MINISTER of Economic Affairs Mika Lintilä (Centre) on Saturday encouraged Finns to prepare for wartime prices in goods and services due to the Russian invasion of Ukraine.
“Food prices will increase. We’re faced with the big challenge that the situation in agriculture was already critical. We need a support package for agriculture for security of supply reasons alone,” he said on YLE Ykkösaamu on Saturday.
“If people are currently spending 11 per cent of their wage or income on food, it’ll rise to over 20 per cent,” he predicted.
While the doubling of consumer prices is possible, it is not the most likely consequence of the crisis, according to Csaba Jansik, a senior scientist at Natural Resources Institute Finland (Luke). He reminded that food prices are difficult to predict because they are made up of a high number of components.
“[Doubling] is the worst-case scenario. We won’t see increases as big as that if everything goes well and we get a regular harvest in Finland.”
The Bank of Finland has published a dimmer economic forecast due to what it expects will be a protracted war, predicting that the national economy will grow at a clip of 0.5–2.0 per cent in 2022. Inflation is expected to jump to 4–5 per cent in both scenarios mainly due to rises in energy and raw material prices.
Lintilä told YLE that the government is not planning on financially supporting businesses withdrawing from Russia in protest of the war in Ukraine. Russia, he reminded, has been perceived as a high-risk, high-reward market by many companies, and sometimes the risks simply are realised.

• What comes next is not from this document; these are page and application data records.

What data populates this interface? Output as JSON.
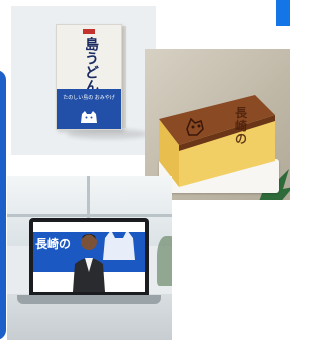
{
  "cards": {
    "udon_box": {
      "title": "島うどん",
      "band_caption": "たのしい島の おみやげ"
    },
    "castella": {
      "brand": "長崎の"
    },
    "laptop": {
      "banner_text": "長崎の"
    }
  },
  "colors": {
    "accent_blue": "#1d5fc9",
    "package_blue": "#2250a8",
    "banner_blue": "#1c58c2"
  }
}
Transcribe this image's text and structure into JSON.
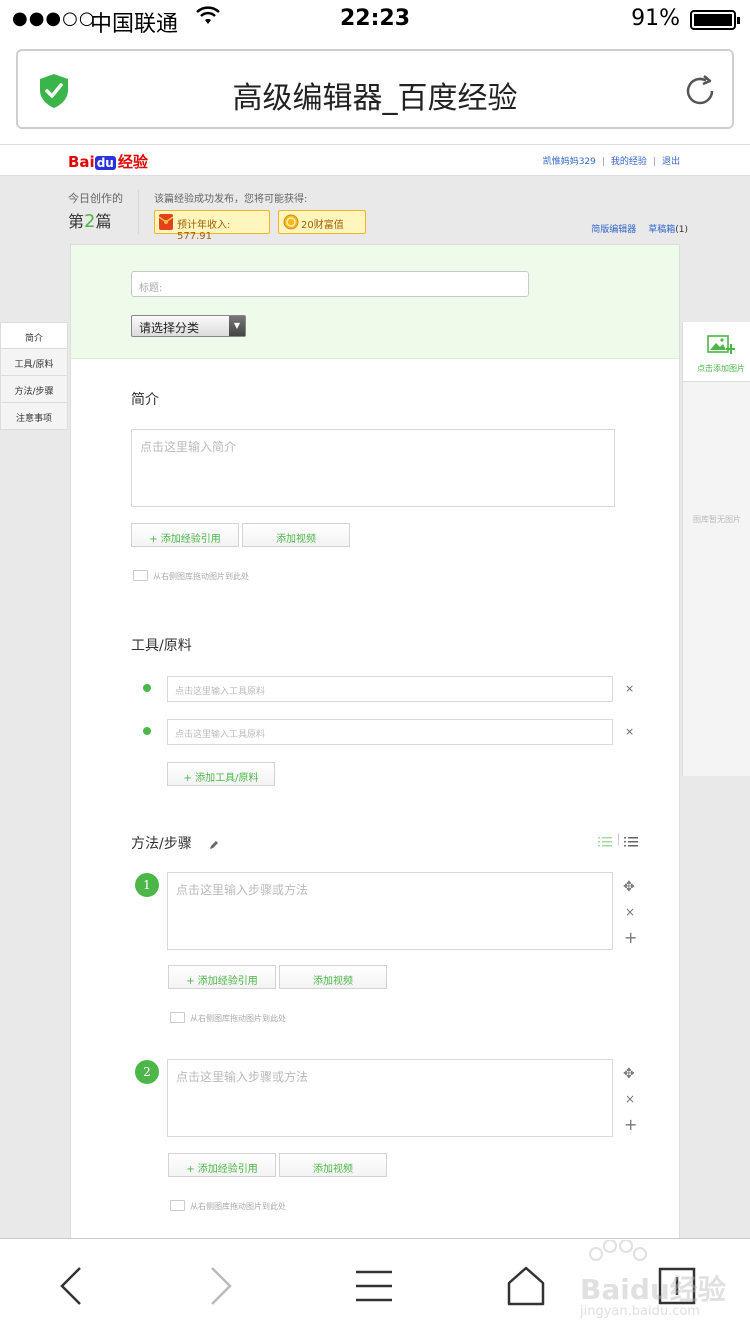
{
  "status_bar": {
    "signal": "●●●○○",
    "carrier": "中国联通",
    "time": "22:23",
    "battery": "91%",
    "battery_level": 0.91
  },
  "browser": {
    "title": "高级编辑器_百度经验"
  },
  "site_header": {
    "logo_bai": "Bai",
    "logo_du": "du",
    "logo_jingyan": "经验",
    "username": "凯惟妈妈329",
    "my_experience": "我的经验",
    "logout": "退出"
  },
  "stats": {
    "today_label": "今日创作的",
    "count_prefix": "第",
    "count": "2",
    "count_suffix": "篇",
    "publish_note": "该篇经验成功发布，您将可能获得:",
    "income": "预计年收入: 577.91",
    "wealth": "20财富值",
    "simple_editor": "简版编辑器",
    "drafts": "草稿箱",
    "drafts_count": "(1)"
  },
  "left_nav": {
    "items": [
      "简介",
      "工具/原料",
      "方法/步骤",
      "注意事项"
    ]
  },
  "editor": {
    "title_placeholder": "标题:",
    "category": "请选择分类",
    "intro": {
      "heading": "简介",
      "placeholder": "点击这里输入简介",
      "add_reference": "+ 添加经验引用",
      "add_video": "添加视频",
      "drag_hint": "从右侧图库拖动图片到此处"
    },
    "tools": {
      "heading": "工具/原料",
      "placeholder": "点击这里输入工具原料",
      "add_tool": "+ 添加工具/原料",
      "remove": "×"
    },
    "steps": {
      "heading": "方法/步骤",
      "placeholder": "点击这里输入步骤或方法",
      "add_reference": "+ 添加经验引用",
      "add_video": "添加视频",
      "drag_hint": "从右侧图库拖动图片到此处",
      "step_numbers": [
        "1",
        "2"
      ],
      "move": "✥",
      "remove": "×",
      "add": "+"
    }
  },
  "right_panel": {
    "add_image": "点击添加图片",
    "empty": "图库暂无图片"
  },
  "watermark": {
    "brand": "Baidu经验",
    "url": "jingyan.baidu.com"
  },
  "colors": {
    "accent_green": "#4cb648",
    "link_blue": "#3366cc",
    "logo_red": "#e10602"
  }
}
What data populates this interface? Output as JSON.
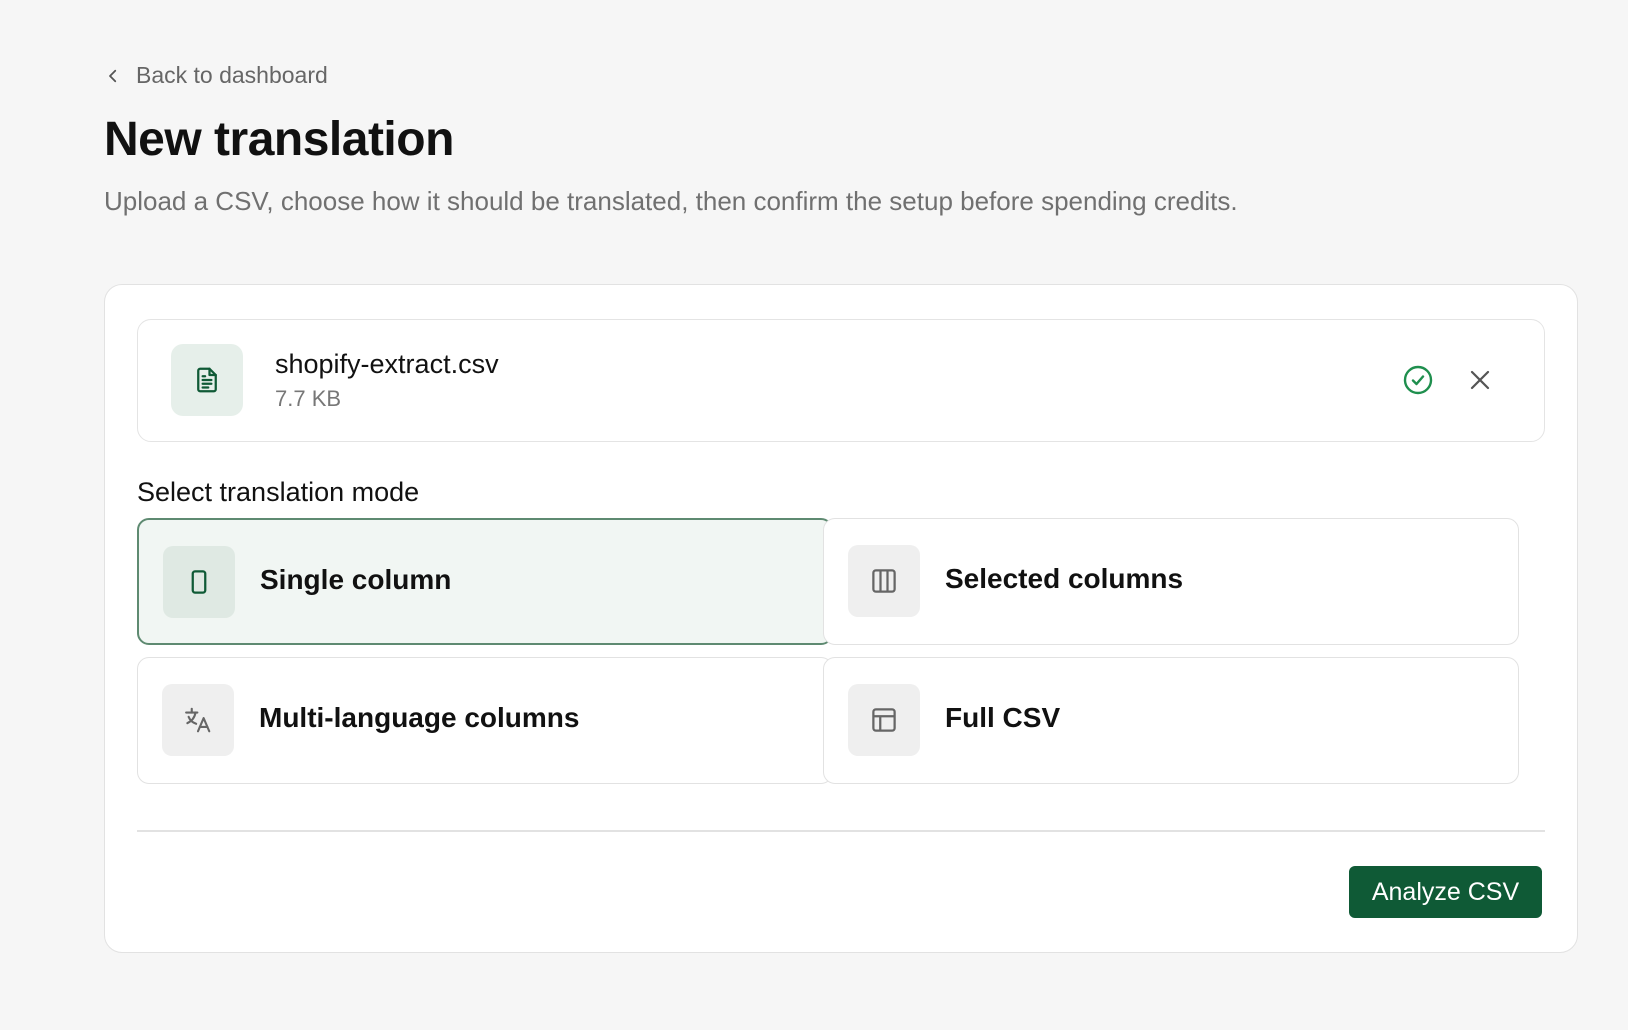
{
  "nav": {
    "back_label": "Back to dashboard"
  },
  "header": {
    "title": "New translation",
    "subtitle": "Upload a CSV, choose how it should be translated, then confirm the setup before spending credits."
  },
  "file": {
    "name": "shopify-extract.csv",
    "size": "7.7 KB",
    "status": "uploaded",
    "icon": "file-text-icon"
  },
  "modes": {
    "label": "Select translation mode",
    "selected": "single",
    "options": [
      {
        "id": "single",
        "label": "Single column",
        "icon": "single-column-icon"
      },
      {
        "id": "selected",
        "label": "Selected columns",
        "icon": "columns-icon"
      },
      {
        "id": "multi",
        "label": "Multi-language columns",
        "icon": "translate-icon"
      },
      {
        "id": "full",
        "label": "Full CSV",
        "icon": "table-icon"
      }
    ]
  },
  "actions": {
    "analyze_label": "Analyze CSV"
  },
  "colors": {
    "accent": "#0f5a36",
    "selected_border": "#5e8a71",
    "selected_bg": "#f1f6f3",
    "success": "#1f8f4e"
  }
}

The government and business advocacy groups will offer businesses leaving the market consultation on what to do in the uncertain situation.
“Finnish companies have three options according to information available in public: they can either continue their business operations, sell the operations to Russian partners or enter into bankruptcy,” he summed up.
Among the Finnish companies leaving Russia are Fazer, Hesburger, Paulig and Valio.
Western countries have also declared their intent to break free of their energy and raw material dependence on Russia.
Lintilä viewed that the government should make a “pit stop” in regards to its climate goals to guarantee the security of energy supply in Finland. He would personally re-consider the upcoming increase in the renewable fuel distribution obligation of fuel distributors, given its impact on diesel and petrol prices. Also peat will be required for heat production in the short term to offset the drop in wood chips imported from Russia.
Security of supply alone is grounds for financially supporting the logistics and transport sector amid high fuel prices, according to him.
“We have to keep the wheels turning,” he explained.
Lintilä has previously declared that he cannot foresee a scenario in which a building permit is granted to the nuclear power project of Fennovoima, a consortium that is in the minority ownership Russian state-owned nuclear energy company Rosatom. Roughly two-thirds of the project are owned by Finnish companies and municipalities.
The owners are the ones who will bear the costs of the likely doomed project, retorted Lintilä.
Lintilä reminded the public broadcasting company earlier last week that the project consortium is allowed to carry out some construction work under the decision-in-principle granted by the government.
“They’re currently building the factory floor. They can build the floor, but whether they can have equipment on the floor will depend on another permit. And I don’t think there are prerequisites for that permit,” he commented on YLE A-studio on Tuesday, 8 March.
Aleksi Teivainen – HT